While National Jet does not measure every hole on every part, it does visually inspect every hole on a Nikon vision system. The vision system allows accurate micro-hole measurement, as well as a detailed view of a hole’s finish, which can be e-mailed to the customer for verification.
Some spinnerettes have micro-holes with critical diameter transitions that can’t be visually inspected. To check these internal profiles, National Jet injects a two-part rubber compound into the holes. After the rubber sets up, it is pulled from the holes to reveal the exact hole profile. These rubber molds can then be examined on the measuring microscope.
National Jet’s micro-drilling capability helped carry the company through the recent manufacturing downturn. However, the company realizes that it must branch out to other industries in order to grow the business. “Our micro-drilling capability got our foot in the door of targeted industries such as telecommunications and aerospace, and it helped us secure a number of R&D projects,” says Mr. Condor. “We’re also focusing on the growing micro-machining market.”
The recent economic ebb also reaffirmed the company’s decision to go after the entire machining job. “We often were the part’s last stop; the company that just put the tiny holes in a nearly completed part,” says Mr. Odom. National Jet now makes every effort to sell customers on the advantages of single-source machining. The new CNC machining centers were purchased in support of that strategy.
It is often helpful for a niche manufacturer to be flexible enough to offer more than just its special machining process. Here are a few single-source machining benefits National Jet offers its customers.
- Quicker delivery—Having one vendor complete the part means less shipping and handling, which translates to quicker delivery. One of the first jobs National Jet was able to bring completely in-house was a small, cylindrical carburetor part that required general turning and threading operations, as well as a critical 0.005-inch through-hole. The company had previously just added the micro-hole to the pre-machined part. National Jet proved to its customer that it could cut delivery time in half by completely machining the part on its Swiss-type lathe, and the company ended up winning the work.
- Design change accommodation—Fast turnaround of new product designs is also vital. To that end, National Jet now stocks spinnerette blanks for its major textile customers. Because carpet manufacturers can’t wait months for new spinnerettes, the company pre-machines blanks so it can quickly add the micro-holes and any other special features in order to deliver new designs in a matter of days.
- Better accuracy—Dealing with a single machine shop eliminates the vendor blame game when parts are not machined to specification.
- In addition, a vendor shop that is charged to make the overall shape might not take into consideration issues that are important in special secondary operations like micro-drilling, such as depth of cut.
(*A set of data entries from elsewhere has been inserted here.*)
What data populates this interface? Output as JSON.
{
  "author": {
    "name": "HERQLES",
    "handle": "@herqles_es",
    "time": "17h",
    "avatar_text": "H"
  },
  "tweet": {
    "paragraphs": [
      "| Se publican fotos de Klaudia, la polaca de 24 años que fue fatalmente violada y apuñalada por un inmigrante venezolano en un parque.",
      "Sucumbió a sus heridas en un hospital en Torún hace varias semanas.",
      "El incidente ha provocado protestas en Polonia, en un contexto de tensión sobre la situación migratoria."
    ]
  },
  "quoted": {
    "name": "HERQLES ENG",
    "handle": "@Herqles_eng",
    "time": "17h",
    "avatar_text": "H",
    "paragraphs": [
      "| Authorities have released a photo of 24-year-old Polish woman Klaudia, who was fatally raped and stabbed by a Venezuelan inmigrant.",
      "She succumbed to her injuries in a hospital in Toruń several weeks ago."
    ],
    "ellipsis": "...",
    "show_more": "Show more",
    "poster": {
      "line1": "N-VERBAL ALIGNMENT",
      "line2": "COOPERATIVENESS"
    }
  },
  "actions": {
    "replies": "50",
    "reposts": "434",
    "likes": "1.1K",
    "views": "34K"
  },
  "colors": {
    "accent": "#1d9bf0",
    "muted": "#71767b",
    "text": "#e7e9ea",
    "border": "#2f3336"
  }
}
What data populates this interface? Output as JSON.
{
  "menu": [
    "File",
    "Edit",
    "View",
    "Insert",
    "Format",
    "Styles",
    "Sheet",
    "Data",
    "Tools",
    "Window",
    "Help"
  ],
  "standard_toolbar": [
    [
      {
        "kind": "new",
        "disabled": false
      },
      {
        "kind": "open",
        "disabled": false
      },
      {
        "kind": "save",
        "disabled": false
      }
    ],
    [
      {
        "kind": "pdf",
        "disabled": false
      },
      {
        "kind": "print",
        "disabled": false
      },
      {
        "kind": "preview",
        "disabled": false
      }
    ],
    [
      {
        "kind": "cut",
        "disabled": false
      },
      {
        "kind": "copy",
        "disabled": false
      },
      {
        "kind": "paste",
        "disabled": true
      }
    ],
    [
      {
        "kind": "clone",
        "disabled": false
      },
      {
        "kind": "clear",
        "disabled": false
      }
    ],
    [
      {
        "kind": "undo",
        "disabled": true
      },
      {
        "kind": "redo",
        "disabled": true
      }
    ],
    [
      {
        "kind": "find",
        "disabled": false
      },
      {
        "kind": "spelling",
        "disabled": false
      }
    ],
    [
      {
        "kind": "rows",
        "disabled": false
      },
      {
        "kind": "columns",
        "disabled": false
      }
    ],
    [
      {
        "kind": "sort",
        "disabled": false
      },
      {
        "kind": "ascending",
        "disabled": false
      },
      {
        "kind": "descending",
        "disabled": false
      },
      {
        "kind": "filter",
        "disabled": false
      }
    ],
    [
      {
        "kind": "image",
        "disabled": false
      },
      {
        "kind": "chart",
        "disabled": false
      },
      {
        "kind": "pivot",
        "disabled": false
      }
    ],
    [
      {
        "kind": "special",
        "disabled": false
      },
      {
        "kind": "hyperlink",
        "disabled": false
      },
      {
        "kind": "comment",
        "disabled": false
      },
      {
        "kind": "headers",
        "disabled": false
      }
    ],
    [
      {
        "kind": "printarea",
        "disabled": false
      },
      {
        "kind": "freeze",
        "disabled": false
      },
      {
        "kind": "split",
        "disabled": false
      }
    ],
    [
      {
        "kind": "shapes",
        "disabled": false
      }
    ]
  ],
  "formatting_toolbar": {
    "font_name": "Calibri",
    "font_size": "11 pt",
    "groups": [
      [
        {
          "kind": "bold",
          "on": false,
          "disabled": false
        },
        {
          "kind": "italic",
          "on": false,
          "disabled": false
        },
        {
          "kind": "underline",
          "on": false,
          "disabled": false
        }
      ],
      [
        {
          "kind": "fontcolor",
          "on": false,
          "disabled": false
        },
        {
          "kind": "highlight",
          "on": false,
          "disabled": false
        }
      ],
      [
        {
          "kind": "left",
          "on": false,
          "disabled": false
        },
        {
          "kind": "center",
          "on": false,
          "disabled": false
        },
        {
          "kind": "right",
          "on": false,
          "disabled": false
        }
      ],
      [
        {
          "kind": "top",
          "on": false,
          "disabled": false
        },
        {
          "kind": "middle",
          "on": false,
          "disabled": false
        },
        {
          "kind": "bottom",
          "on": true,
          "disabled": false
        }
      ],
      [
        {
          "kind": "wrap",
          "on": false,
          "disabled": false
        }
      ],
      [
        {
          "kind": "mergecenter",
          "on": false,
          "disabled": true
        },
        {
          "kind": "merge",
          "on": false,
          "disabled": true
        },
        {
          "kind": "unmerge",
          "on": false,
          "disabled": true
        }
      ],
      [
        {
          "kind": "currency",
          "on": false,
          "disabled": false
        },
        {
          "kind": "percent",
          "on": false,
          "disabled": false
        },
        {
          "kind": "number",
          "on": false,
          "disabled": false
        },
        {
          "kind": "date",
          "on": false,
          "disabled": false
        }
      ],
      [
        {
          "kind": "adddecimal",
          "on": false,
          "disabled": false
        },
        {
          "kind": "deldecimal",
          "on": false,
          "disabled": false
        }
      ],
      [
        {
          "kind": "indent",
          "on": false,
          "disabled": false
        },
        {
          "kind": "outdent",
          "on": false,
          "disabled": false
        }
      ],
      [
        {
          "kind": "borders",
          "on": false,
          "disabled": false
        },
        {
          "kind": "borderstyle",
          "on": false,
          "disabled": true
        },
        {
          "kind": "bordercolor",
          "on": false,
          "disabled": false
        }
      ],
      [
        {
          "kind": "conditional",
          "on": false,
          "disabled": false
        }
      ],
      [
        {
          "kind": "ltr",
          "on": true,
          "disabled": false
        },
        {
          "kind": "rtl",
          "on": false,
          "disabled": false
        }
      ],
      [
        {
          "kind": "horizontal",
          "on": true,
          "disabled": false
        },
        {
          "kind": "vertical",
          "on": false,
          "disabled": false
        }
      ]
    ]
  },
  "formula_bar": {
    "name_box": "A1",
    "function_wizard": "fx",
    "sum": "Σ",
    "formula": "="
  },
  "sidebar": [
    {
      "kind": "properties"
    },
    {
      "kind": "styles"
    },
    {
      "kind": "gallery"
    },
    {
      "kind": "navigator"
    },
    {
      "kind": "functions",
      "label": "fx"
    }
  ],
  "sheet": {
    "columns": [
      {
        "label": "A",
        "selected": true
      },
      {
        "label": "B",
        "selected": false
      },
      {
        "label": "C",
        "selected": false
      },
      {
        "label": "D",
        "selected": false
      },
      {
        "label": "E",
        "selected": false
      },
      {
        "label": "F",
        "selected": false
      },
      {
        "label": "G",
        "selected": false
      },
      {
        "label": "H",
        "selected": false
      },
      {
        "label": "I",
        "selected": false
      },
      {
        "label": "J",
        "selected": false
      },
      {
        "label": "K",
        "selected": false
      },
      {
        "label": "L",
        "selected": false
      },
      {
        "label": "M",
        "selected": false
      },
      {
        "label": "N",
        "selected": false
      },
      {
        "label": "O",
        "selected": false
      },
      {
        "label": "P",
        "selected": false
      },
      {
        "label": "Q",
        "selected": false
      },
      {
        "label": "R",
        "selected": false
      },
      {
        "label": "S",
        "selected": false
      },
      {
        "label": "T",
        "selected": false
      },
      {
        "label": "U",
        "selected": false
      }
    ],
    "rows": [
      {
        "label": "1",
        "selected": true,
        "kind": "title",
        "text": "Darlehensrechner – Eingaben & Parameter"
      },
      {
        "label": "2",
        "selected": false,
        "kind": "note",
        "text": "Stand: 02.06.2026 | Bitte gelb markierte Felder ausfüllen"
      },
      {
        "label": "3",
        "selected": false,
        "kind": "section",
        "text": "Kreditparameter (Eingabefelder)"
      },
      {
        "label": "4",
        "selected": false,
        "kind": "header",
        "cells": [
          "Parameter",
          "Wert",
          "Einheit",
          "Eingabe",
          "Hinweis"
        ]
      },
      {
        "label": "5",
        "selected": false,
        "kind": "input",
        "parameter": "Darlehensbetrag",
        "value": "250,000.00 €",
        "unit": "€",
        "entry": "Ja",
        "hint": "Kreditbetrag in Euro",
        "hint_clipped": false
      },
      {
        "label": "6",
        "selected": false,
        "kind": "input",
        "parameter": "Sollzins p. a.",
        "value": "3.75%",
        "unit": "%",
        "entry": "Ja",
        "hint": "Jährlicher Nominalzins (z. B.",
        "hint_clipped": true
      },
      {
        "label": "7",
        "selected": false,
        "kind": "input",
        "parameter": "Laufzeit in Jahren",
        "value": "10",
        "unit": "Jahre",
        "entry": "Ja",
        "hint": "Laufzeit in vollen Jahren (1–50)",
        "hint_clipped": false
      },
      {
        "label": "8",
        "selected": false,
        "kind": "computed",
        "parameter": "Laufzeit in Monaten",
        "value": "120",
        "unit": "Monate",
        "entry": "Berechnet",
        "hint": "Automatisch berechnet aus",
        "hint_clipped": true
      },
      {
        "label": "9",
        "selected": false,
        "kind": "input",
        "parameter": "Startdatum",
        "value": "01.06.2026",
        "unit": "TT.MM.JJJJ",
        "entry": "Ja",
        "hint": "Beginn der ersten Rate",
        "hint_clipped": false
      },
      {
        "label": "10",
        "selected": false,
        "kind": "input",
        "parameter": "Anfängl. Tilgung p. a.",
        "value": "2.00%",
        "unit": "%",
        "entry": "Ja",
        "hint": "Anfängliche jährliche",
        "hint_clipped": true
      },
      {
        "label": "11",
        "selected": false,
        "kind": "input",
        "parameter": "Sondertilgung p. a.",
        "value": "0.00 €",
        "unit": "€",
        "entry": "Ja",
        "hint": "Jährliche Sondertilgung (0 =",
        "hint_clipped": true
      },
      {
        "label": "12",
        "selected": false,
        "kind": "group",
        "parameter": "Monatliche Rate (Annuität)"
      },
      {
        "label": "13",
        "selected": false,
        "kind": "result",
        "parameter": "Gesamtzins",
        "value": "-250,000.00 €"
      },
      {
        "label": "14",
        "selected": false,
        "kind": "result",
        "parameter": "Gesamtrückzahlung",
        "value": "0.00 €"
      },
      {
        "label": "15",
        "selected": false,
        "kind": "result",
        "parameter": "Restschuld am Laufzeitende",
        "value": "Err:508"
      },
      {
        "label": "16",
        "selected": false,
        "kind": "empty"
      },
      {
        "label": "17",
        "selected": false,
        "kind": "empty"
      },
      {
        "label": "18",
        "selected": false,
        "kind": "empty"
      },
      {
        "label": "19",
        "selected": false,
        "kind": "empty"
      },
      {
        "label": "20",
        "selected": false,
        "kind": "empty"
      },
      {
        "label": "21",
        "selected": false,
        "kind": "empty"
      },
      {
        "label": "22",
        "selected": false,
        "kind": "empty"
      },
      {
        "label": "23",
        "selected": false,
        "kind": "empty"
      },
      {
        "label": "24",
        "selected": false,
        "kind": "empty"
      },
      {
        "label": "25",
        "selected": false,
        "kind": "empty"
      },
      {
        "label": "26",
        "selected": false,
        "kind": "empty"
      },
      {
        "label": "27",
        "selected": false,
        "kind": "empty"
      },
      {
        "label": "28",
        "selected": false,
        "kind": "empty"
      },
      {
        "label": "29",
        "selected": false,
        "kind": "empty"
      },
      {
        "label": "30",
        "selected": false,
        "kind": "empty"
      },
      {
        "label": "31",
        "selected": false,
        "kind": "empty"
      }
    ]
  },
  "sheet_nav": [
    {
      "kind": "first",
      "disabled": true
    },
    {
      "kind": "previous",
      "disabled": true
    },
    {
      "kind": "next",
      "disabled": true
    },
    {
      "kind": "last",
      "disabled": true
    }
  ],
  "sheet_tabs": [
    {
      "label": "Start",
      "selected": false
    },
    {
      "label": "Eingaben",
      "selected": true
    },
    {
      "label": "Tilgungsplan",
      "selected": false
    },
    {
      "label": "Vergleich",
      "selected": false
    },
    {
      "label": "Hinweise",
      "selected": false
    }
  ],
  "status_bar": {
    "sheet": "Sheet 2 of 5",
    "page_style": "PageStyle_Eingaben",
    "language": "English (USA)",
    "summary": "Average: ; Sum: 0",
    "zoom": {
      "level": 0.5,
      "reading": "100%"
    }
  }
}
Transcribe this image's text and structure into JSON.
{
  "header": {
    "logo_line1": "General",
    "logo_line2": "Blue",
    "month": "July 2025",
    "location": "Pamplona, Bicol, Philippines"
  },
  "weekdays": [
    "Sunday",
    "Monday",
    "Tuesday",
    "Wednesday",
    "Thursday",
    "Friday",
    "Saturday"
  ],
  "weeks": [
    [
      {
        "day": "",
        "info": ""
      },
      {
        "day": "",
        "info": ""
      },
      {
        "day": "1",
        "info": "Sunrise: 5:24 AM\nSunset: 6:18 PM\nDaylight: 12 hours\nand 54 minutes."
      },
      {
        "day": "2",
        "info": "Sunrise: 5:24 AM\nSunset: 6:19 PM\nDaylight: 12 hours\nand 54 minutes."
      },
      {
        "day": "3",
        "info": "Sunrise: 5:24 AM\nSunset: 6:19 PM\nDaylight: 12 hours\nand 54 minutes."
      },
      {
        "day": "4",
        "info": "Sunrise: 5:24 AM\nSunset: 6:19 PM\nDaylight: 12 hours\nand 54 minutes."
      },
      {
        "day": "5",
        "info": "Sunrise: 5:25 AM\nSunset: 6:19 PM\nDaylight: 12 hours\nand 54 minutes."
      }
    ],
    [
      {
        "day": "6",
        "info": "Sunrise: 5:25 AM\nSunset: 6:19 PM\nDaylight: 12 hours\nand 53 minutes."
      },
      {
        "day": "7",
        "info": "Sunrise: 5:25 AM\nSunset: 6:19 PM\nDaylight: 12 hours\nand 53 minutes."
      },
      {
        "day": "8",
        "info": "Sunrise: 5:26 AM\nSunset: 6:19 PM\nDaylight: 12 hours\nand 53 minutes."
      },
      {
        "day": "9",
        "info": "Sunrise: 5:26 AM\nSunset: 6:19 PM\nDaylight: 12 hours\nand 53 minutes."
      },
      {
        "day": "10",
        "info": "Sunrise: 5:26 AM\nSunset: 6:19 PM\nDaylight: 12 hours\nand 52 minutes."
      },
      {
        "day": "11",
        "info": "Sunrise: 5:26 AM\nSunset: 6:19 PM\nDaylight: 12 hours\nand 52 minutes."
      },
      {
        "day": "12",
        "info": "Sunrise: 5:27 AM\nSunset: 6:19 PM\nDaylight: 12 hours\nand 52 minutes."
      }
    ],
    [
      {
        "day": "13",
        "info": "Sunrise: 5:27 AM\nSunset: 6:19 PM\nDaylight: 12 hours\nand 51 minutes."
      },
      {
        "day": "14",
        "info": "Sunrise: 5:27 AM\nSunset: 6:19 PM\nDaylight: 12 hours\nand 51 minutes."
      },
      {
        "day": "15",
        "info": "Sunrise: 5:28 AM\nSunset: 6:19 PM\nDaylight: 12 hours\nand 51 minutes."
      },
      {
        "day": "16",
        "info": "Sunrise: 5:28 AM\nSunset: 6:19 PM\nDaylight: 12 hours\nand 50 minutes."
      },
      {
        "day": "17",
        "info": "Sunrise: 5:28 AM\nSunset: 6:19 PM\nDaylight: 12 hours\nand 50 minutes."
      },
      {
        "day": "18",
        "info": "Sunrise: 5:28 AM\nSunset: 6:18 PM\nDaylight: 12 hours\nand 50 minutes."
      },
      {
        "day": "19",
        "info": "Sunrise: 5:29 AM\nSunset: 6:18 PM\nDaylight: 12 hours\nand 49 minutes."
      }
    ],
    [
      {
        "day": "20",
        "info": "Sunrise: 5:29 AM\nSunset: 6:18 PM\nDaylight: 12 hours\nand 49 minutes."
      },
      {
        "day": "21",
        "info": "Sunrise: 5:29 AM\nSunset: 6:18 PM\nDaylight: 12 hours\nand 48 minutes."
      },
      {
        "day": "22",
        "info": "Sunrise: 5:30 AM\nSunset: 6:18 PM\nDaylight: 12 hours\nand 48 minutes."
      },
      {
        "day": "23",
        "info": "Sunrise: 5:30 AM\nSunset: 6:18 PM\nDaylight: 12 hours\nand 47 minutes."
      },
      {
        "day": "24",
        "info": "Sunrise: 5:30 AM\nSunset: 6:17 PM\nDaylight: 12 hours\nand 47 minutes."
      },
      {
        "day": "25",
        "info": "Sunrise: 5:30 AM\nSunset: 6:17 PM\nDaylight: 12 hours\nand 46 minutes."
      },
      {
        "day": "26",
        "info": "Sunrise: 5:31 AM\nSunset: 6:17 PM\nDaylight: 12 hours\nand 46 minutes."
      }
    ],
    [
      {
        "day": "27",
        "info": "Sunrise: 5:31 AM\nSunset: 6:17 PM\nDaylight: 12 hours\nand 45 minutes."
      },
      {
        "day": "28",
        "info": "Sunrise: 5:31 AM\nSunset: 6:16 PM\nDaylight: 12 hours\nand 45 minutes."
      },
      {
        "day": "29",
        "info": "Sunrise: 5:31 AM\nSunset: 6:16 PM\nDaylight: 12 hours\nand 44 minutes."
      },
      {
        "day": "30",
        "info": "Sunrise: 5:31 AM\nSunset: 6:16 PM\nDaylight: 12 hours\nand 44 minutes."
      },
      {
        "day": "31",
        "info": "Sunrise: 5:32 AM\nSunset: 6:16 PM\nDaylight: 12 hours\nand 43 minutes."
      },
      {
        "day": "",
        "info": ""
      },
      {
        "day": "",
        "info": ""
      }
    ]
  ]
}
- Specialty experience—National Jet calls on its micro-drilling know-how to suggest design changes to make the manufacturing process easier and/or less expensive. “If a customer wants an especially deep micro-hole that might be difficult to drill, we might suggest drilling a larger diameter that would taper to the final hole size and minimize the micro-hole drilling depth,” says Mr. Condor.
Having a niche is nice, but specialty shops may find it helpful to maintain the versatility to handle a variety of customer needs. The ability to offer a customer more than it thought it needed, or thought it could get from a machine shop, might be the ultimate specialty.
Visit www.nikonmetrology.com to learn more about Nikon vision systems.